Giving due weight to the protection of free speech under section 8(c) of the Act, the Board absolved the company of a charge under section 8(a)(1) based on the president's speeches to employees. At the same time the Board found a violation of section 8(a)(1) in certain other statements of its supervisor, personnel manager and two foremen, made and persistently repeated in the course of negotiations after the election and before the strike. The Board restrained the employer from interfering with and coercing its employees, and the court properly grants enforcement of the Board's order; and in this part of the court's opinion I concur.


The Board also found that the repeated declarations (that the employer would under no circumstances sign any contract with the union) reflected management's true state of mind not to bargain in good faith as required by section 8(a)(5). Predicated upon these further findings, the Board held that the strike which commenced on May 2, 1962, was an unfair labor practice strike and that the strikers were entitled to reinstatement. There is no reason to reject these further findings since they are substantially supported in the record. Admittedly, a remark made in anger by an employer, at an early stage, that he will never sign a contract would not be conclusive proof that he did not later reconsider and bargain sincerely as the law commands, but when such declarations have been made repeatedly by responsible company spokesmen it becomes a question of fact whether the original state of mind continued or was abandoned. Mere attendance at protracted meetings, made sterile by a party's fixed determination not to reach any agreement, is not a discharge of the obligations imposed by section 8(a)(5). NLRB v. American National Ins. Co., 343 U.S. 395, 402, 72 S.Ct. 824, 96 L.Ed. 1027 (1952). 'Surface bargaining' is not enough. NLRB v. Whittier Mills Co., 111 F.2d 474, 478-79 (5th Cir. 1940).

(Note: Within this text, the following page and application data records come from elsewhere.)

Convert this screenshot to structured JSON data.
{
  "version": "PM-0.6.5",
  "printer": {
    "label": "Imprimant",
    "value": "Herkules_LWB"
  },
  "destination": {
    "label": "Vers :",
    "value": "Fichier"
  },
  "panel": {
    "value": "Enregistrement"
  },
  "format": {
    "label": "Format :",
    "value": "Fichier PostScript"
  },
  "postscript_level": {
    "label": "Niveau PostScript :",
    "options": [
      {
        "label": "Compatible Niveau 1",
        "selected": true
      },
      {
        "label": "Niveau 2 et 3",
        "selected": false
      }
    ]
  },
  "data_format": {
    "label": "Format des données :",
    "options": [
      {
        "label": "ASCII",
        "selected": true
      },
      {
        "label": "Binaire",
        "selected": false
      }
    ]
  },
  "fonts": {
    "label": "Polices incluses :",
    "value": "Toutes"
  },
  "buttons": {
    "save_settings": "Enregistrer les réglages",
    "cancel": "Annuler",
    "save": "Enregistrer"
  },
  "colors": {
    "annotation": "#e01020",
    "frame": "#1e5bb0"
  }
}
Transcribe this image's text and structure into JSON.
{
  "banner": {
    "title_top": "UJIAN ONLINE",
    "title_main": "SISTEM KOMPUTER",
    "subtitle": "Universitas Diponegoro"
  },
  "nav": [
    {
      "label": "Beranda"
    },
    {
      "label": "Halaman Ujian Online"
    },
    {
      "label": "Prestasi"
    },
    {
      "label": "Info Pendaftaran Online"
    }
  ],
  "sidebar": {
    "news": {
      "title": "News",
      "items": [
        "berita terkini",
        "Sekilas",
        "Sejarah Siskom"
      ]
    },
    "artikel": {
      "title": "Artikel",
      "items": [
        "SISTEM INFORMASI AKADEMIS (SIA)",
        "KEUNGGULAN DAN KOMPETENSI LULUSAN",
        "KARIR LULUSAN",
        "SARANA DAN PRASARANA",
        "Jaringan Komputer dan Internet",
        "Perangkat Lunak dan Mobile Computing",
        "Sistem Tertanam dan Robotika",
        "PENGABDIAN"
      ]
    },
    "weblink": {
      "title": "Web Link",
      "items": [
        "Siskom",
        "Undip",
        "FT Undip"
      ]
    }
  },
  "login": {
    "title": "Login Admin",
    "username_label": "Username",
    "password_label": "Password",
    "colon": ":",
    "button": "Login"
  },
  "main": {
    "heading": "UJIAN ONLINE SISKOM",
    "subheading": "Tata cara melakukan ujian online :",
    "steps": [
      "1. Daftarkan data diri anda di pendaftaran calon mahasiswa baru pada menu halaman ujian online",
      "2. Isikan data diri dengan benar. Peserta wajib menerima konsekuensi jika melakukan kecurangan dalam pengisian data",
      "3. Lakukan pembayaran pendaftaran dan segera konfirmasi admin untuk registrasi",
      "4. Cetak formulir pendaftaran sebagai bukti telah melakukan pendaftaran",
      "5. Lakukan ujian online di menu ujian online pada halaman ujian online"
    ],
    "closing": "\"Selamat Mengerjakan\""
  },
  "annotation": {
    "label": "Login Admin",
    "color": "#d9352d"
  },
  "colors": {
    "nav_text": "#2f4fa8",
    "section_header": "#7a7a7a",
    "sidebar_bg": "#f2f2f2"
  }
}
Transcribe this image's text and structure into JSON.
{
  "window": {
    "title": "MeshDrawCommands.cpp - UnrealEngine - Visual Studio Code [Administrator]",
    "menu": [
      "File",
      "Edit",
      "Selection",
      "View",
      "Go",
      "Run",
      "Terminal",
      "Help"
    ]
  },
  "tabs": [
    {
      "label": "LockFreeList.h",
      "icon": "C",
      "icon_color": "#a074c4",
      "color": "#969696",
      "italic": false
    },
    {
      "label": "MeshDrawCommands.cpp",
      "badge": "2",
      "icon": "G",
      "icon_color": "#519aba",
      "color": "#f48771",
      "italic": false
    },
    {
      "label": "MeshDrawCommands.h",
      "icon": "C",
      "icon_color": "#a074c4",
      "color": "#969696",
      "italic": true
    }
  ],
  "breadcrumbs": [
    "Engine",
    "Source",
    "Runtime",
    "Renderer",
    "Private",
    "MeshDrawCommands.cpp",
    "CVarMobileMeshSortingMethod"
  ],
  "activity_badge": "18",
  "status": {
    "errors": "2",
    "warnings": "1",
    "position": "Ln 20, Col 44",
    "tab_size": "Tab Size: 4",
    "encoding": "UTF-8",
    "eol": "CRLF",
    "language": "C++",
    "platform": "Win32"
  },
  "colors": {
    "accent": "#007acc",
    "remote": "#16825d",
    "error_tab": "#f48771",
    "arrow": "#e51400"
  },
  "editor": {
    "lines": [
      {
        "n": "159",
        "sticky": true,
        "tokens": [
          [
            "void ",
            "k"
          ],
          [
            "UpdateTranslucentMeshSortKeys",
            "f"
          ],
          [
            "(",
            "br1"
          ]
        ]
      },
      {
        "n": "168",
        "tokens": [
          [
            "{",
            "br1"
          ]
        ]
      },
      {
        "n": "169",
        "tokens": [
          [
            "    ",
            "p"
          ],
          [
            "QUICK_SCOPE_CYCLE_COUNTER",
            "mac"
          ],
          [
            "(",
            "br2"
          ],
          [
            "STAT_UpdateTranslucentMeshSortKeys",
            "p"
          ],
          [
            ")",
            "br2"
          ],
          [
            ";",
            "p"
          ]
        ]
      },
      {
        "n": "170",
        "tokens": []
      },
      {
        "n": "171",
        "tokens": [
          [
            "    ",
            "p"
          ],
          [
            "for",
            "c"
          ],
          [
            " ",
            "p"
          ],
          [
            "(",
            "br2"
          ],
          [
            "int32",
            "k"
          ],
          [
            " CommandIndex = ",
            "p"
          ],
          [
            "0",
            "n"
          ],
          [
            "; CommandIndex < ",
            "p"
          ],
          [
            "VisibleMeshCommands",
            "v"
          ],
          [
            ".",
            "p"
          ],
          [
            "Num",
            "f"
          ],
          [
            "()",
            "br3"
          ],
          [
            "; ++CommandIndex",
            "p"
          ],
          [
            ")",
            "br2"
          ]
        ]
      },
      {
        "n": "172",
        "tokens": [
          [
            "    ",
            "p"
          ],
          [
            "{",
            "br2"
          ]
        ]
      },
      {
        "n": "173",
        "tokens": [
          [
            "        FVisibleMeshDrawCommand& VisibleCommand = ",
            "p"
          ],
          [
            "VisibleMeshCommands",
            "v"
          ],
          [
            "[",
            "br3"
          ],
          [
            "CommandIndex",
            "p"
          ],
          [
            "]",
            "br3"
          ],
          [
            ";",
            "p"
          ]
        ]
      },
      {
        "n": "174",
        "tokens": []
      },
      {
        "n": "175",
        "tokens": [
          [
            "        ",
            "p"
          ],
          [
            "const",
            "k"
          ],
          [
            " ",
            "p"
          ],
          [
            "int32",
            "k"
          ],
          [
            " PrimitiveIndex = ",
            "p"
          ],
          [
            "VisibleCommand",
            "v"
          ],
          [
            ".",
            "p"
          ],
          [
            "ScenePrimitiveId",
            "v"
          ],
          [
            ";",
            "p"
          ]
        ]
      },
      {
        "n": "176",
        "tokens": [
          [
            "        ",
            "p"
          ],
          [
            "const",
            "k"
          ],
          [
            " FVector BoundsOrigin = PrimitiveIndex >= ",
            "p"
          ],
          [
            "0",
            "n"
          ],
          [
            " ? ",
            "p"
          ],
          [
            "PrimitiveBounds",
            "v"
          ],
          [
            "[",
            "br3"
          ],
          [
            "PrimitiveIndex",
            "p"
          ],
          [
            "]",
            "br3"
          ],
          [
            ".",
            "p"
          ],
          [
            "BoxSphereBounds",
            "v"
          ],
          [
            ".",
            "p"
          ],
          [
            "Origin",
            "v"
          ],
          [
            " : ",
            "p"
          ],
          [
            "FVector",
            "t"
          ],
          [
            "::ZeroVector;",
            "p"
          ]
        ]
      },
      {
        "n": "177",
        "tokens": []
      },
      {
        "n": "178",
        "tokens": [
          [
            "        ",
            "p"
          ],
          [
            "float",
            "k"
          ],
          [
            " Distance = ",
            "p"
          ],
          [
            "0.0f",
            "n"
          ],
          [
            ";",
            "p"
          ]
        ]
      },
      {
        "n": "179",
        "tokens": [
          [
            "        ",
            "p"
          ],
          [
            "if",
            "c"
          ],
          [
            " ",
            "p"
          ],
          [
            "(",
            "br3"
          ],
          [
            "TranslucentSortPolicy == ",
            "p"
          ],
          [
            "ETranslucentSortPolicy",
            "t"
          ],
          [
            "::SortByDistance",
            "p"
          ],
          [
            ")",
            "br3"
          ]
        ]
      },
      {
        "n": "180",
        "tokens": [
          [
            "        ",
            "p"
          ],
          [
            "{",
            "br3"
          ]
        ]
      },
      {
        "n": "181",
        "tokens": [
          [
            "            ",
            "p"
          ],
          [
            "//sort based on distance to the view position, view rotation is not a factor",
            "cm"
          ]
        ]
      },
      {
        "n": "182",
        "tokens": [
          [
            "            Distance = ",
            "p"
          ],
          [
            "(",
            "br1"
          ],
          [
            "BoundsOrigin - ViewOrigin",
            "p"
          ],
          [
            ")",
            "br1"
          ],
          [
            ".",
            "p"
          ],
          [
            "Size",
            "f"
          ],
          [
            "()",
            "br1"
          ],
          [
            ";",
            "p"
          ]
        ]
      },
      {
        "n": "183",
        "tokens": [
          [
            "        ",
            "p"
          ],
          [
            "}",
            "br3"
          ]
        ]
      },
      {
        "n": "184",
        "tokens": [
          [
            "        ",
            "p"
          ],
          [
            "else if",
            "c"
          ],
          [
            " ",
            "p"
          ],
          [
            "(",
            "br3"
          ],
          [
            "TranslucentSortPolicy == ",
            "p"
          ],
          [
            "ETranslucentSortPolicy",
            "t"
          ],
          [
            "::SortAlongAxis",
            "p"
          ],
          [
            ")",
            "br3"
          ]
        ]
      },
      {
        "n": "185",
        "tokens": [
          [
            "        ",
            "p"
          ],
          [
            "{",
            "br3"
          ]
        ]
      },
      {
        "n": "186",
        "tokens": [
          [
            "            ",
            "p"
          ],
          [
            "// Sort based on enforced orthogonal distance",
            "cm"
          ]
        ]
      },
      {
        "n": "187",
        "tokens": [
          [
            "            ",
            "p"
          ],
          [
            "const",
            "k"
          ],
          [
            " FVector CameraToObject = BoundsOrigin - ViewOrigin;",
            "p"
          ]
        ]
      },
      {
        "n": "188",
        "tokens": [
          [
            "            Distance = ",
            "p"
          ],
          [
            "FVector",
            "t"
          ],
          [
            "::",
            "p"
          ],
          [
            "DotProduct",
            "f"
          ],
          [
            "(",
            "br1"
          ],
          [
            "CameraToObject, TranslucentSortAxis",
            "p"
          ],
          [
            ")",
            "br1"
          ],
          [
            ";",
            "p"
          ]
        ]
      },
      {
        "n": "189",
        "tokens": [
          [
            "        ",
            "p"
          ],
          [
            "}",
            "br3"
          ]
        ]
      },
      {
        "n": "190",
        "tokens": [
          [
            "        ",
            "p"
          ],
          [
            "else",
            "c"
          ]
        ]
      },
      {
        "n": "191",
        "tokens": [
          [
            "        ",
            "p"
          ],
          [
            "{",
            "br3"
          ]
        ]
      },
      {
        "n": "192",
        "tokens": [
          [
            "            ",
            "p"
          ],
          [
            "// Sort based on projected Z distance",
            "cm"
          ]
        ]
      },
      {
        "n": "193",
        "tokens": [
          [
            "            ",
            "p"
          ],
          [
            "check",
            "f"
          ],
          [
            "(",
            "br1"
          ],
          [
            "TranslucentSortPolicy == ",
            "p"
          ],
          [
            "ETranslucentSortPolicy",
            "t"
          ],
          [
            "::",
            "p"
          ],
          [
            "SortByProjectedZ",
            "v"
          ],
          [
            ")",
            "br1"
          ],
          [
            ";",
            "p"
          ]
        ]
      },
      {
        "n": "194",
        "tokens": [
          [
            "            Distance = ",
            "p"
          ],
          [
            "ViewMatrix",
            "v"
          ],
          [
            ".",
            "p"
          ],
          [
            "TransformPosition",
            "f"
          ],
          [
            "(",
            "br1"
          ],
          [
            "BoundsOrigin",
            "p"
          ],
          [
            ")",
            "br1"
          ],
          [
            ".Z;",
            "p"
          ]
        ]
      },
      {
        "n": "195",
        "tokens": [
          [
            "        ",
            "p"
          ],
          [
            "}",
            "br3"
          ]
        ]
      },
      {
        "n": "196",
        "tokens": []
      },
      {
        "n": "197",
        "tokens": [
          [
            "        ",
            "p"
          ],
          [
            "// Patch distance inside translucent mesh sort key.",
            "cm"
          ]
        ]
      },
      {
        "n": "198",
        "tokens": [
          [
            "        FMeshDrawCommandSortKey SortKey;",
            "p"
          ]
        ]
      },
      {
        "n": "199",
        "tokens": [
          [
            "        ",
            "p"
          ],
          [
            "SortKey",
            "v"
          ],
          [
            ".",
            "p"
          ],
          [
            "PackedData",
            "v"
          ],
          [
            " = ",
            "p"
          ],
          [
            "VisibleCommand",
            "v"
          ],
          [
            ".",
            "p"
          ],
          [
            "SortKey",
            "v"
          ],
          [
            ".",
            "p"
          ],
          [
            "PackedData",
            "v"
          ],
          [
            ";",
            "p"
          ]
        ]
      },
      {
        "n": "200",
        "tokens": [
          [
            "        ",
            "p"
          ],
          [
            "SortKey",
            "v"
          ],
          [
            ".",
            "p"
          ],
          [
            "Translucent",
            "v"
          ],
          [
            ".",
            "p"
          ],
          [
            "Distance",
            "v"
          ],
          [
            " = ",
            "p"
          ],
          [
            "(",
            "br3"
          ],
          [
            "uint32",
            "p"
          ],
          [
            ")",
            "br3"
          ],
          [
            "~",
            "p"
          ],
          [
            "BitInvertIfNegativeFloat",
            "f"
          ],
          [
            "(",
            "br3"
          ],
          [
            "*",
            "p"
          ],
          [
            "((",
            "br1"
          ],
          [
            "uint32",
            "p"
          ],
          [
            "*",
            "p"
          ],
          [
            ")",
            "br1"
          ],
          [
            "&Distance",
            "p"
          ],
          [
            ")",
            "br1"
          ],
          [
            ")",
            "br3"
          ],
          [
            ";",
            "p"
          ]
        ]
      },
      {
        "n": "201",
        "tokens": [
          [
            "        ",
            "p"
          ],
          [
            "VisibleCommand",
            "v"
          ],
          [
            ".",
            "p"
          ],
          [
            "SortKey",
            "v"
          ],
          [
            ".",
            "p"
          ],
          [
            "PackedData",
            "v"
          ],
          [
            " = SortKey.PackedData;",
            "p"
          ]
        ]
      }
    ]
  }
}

I am not unmindful of the union's extreme reaction to the employer's recalcitrance, and I do not condone the union's conduct which Judge Bryan has described in moderate terms. However, as the Board found, this was not the cause of the breakdown in the negotiations. Moreover, no charge of unfair labor practices was lodged against the union, and it is highly doubtful if the facts would support such a charge if made, Cf. NLRB v. Insurance Agents, 361 U.S. 477, 80 S.Ct. 419, 4 L.Ed.2d 454 (1960).


I would therefore enforce the Board's order in its entirety, requiring reinstatement of the employees and ordering the parties to resume bargaining in a good faith endeavor to achieve accord.


29 U.S.C. 158(a)(1), 158(a)(5) and (1), and 158(a)(3) and (1)